## Assigned task
Word for word, set down the listing that appears after this line.

Segment Start: Excerpted data

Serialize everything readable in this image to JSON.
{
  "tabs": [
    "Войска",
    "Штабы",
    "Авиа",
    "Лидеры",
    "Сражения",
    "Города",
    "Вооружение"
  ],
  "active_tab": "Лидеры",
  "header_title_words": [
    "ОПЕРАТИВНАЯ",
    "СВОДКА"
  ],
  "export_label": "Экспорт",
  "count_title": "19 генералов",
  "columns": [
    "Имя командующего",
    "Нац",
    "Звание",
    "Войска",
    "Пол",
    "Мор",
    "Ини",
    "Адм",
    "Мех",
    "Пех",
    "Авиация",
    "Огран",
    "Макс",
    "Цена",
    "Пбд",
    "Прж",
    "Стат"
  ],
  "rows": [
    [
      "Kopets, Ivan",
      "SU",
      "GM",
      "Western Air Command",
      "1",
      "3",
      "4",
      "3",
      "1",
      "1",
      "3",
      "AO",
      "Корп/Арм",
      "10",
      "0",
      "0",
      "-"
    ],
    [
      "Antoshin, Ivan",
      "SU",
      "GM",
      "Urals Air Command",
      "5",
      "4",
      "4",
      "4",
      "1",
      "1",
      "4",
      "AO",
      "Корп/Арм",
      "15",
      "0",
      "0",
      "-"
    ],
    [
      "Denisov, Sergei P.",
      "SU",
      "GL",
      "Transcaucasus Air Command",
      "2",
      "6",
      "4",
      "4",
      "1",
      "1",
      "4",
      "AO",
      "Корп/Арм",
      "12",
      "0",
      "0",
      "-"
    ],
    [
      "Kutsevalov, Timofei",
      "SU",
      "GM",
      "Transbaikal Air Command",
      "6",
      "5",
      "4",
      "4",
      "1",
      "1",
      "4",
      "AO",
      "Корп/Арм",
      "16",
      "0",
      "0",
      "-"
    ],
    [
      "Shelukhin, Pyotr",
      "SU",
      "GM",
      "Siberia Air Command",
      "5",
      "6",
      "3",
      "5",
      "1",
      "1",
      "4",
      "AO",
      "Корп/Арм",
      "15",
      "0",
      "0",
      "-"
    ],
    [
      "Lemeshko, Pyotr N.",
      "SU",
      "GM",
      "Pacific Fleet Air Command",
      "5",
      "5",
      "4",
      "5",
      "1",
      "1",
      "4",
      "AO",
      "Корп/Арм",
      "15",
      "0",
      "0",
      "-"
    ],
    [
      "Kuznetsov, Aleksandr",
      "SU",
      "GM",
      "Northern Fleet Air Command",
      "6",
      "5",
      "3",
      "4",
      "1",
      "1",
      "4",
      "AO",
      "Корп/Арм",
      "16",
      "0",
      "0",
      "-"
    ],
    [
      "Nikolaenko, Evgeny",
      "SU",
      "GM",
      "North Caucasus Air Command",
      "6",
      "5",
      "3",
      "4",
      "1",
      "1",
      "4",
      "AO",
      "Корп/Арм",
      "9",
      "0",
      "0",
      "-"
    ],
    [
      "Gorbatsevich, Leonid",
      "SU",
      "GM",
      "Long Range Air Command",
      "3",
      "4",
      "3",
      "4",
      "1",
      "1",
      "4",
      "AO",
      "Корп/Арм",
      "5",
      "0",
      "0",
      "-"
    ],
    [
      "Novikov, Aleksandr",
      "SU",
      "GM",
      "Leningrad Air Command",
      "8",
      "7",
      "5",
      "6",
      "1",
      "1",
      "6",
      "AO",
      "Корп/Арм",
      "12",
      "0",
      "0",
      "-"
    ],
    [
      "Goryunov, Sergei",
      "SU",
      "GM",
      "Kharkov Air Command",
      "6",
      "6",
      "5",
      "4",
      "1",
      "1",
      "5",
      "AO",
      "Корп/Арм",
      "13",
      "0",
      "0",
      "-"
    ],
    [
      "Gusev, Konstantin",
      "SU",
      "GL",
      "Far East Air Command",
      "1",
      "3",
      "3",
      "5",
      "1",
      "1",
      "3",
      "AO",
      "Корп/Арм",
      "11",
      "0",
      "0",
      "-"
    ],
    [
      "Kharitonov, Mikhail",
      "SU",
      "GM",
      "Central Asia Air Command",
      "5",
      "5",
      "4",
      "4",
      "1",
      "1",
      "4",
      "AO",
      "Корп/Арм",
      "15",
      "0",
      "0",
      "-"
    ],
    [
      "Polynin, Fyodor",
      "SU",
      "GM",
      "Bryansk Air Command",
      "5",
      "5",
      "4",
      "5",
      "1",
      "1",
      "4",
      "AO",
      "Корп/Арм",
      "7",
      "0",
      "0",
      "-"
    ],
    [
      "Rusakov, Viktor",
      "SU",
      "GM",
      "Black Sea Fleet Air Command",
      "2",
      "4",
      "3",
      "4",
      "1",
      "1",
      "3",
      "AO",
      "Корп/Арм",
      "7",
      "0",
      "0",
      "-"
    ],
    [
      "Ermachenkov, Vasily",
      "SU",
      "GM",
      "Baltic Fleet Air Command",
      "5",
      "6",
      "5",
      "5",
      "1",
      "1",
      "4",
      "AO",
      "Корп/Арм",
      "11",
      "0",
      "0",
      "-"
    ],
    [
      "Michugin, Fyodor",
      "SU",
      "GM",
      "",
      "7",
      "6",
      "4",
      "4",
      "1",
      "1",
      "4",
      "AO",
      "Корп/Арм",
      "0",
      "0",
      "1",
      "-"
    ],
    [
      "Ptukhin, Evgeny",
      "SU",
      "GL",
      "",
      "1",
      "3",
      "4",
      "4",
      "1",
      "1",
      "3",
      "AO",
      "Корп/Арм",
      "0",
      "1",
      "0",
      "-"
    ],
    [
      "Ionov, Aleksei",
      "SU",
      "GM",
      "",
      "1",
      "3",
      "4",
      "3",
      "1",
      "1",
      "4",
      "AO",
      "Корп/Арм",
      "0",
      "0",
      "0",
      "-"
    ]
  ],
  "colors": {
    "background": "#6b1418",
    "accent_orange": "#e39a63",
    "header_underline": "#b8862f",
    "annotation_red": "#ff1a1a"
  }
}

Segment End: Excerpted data

## Written answer
Serialize everything readable in this image to JSON.
{
  "tabs": [
    "Войска",
    "Штабы",
    "Авиа",
    "Лидеры",
    "Сражения",
    "Города",
    "Вооружение"
  ],
  "active_tab": "Лидеры",
  "header_title_words": [
    "ОПЕРАТИВНАЯ",
    "СВОДКА"
  ],
  "export_label": "Экспорт",
  "count_title": "19 генералов",
  "columns": [
    "Имя командующего",
    "Нац",
    "Звание",
    "Войска",
    "Пол",
    "Мор",
    "Ини",
    "Адм",
    "Мех",
    "Пех",
    "Авиация",
    "Огран",
    "Макс",
    "Цена",
    "Пбд",
    "Прж",
    "Стат"
  ],
  "rows": [
    [
      "Kopets, Ivan",
      "SU",
      "GM",
      "Western Air Command",
      "1",
      "3",
      "4",
      "3",
      "1",
      "1",
      "3",
      "AO",
      "Корп/Арм",
      "10",
      "0",
      "0",
      "-"
    ],
    [
      "Antoshin, Ivan",
      "SU",
      "GM",
      "Urals Air Command",
      "5",
      "4",
      "4",
      "4",
      "1",
      "1",
      "4",
      "AO",
      "Корп/Арм",
      "15",
      "0",
      "0",
      "-"
    ],
    [
      "Denisov, Sergei P.",
      "SU",
      "GL",
      "Transcaucasus Air Command",
      "2",
      "6",
      "4",
      "4",
      "1",
      "1",
      "4",
      "AO",
      "Корп/Арм",
      "12",
      "0",
      "0",
      "-"
    ],
    [
      "Kutsevalov, Timofei",
      "SU",
      "GM",
      "Transbaikal Air Command",
      "6",
      "5",
      "4",
      "4",
      "1",
      "1",
      "4",
      "AO",
      "Корп/Арм",
      "16",
      "0",
      "0",
      "-"
    ],
    [
      "Shelukhin, Pyotr",
      "SU",
      "GM",
      "Siberia Air Command",
      "5",
      "6",
      "3",
      "5",
      "1",
      "1",
      "4",
      "AO",
      "Корп/Арм",
      "15",
      "0",
      "0",
      "-"
    ],
    [
      "Lemeshko, Pyotr N.",
      "SU",
      "GM",
      "Pacific Fleet Air Command",
      "5",
      "5",
      "4",
      "5",
      "1",
      "1",
      "4",
      "AO",
      "Корп/Арм",
      "15",
      "0",
      "0",
      "-"
    ],
    [
      "Kuznetsov, Aleksandr",
      "SU",
      "GM",
      "Northern Fleet Air Command",
      "6",
      "5",
      "3",
      "4",
      "1",
      "1",
      "4",
      "AO",
      "Корп/Арм",
      "16",
      "0",
      "0",
      "-"
    ],
    [
      "Nikolaenko, Evgeny",
      "SU",
      "GM",
      "North Caucasus Air Command",
      "6",
      "5",
      "3",
      "4",
      "1",
      "1",
      "4",
      "AO",
      "Корп/Арм",
      "9",
      "0",
      "0",
      "-"
    ],
    [
      "Gorbatsevich, Leonid",
      "SU",
      "GM",
      "Long Range Air Command",
      "3",
      "4",
      "3",
      "4",
      "1",
      "1",
      "4",
      "AO",
      "Корп/Арм",
      "5",
      "0",
      "0",
      "-"
    ],
    [
      "Novikov, Aleksandr",
      "SU",
      "GM",
      "Leningrad Air Command",
      "8",
      "7",
      "5",
      "6",
      "1",
      "1",
      "6",
      "AO",
      "Корп/Арм",
      "12",
      "0",
      "0",
      "-"
    ],
    [
      "Goryunov, Sergei",
      "SU",
      "GM",
      "Kharkov Air Command",
      "6",
      "6",
      "5",
      "4",
      "1",
      "1",
      "5",
      "AO",
      "Корп/Арм",
      "13",
      "0",
      "0",
      "-"
    ],
    [
      "Gusev, Konstantin",
      "SU",
      "GL",
      "Far East Air Command",
      "1",
      "3",
      "3",
      "5",
      "1",
      "1",
      "3",
      "AO",
      "Корп/Арм",
      "11",
      "0",
      "0",
      "-"
    ],
    [
      "Kharitonov, Mikhail",
      "SU",
      "GM",
      "Central Asia Air Command",
      "5",
      "5",
      "4",
      "4",
      "1",
      "1",
      "4",
      "AO",
      "Корп/Арм",
      "15",
      "0",
      "0",
      "-"
    ],
    [
      "Polynin, Fyodor",
      "SU",
      "GM",
      "Bryansk Air Command",
      "5",
      "5",
      "4",
      "5",
      "1",
      "1",
      "4",
      "AO",
      "Корп/Арм",
      "7",
      "0",
      "0",
      "-"
    ],
    [
      "Rusakov, Viktor",
      "SU",
      "GM",
      "Black Sea Fleet Air Command",
      "2",
      "4",
      "3",
      "4",
      "1",
      "1",
      "3",
      "AO",
      "Корп/Арм",
      "7",
      "0",
      "0",
      "-"
    ],
    [
      "Ermachenkov, Vasily",
      "SU",
      "GM",
      "Baltic Fleet Air Command",
      "5",
      "6",
      "5",
      "5",
      "1",
      "1",
      "4",
      "AO",
      "Корп/Арм",
      "11",
      "0",
      "0",
      "-"
    ],
    [
      "Michugin, Fyodor",
      "SU",
      "GM",
      "",
      "7",
      "6",
      "4",
      "4",
      "1",
      "1",
      "4",
      "AO",
      "Корп/Арм",
      "0",
      "0",
      "1",
      "-"
    ],
    [
      "Ptukhin, Evgeny",
      "SU",
      "GL",
      "",
      "1",
      "3",
      "4",
      "4",
      "1",
      "1",
      "3",
      "AO",
      "Корп/Арм",
      "0",
      "1",
      "0",
      "-"
    ],
    [
      "Ionov, Aleksei",
      "SU",
      "GM",
      "",
      "1",
      "3",
      "4",
      "3",
      "1",
      "1",
      "4",
      "AO",
      "Корп/Арм",
      "0",
      "0",
      "0",
      "-"
    ]
  ],
  "colors": {
    "background": "#6b1418",
    "accent_orange": "#e39a63",
    "header_underline": "#b8862f",
    "annotation_red": "#ff1a1a"
  }
}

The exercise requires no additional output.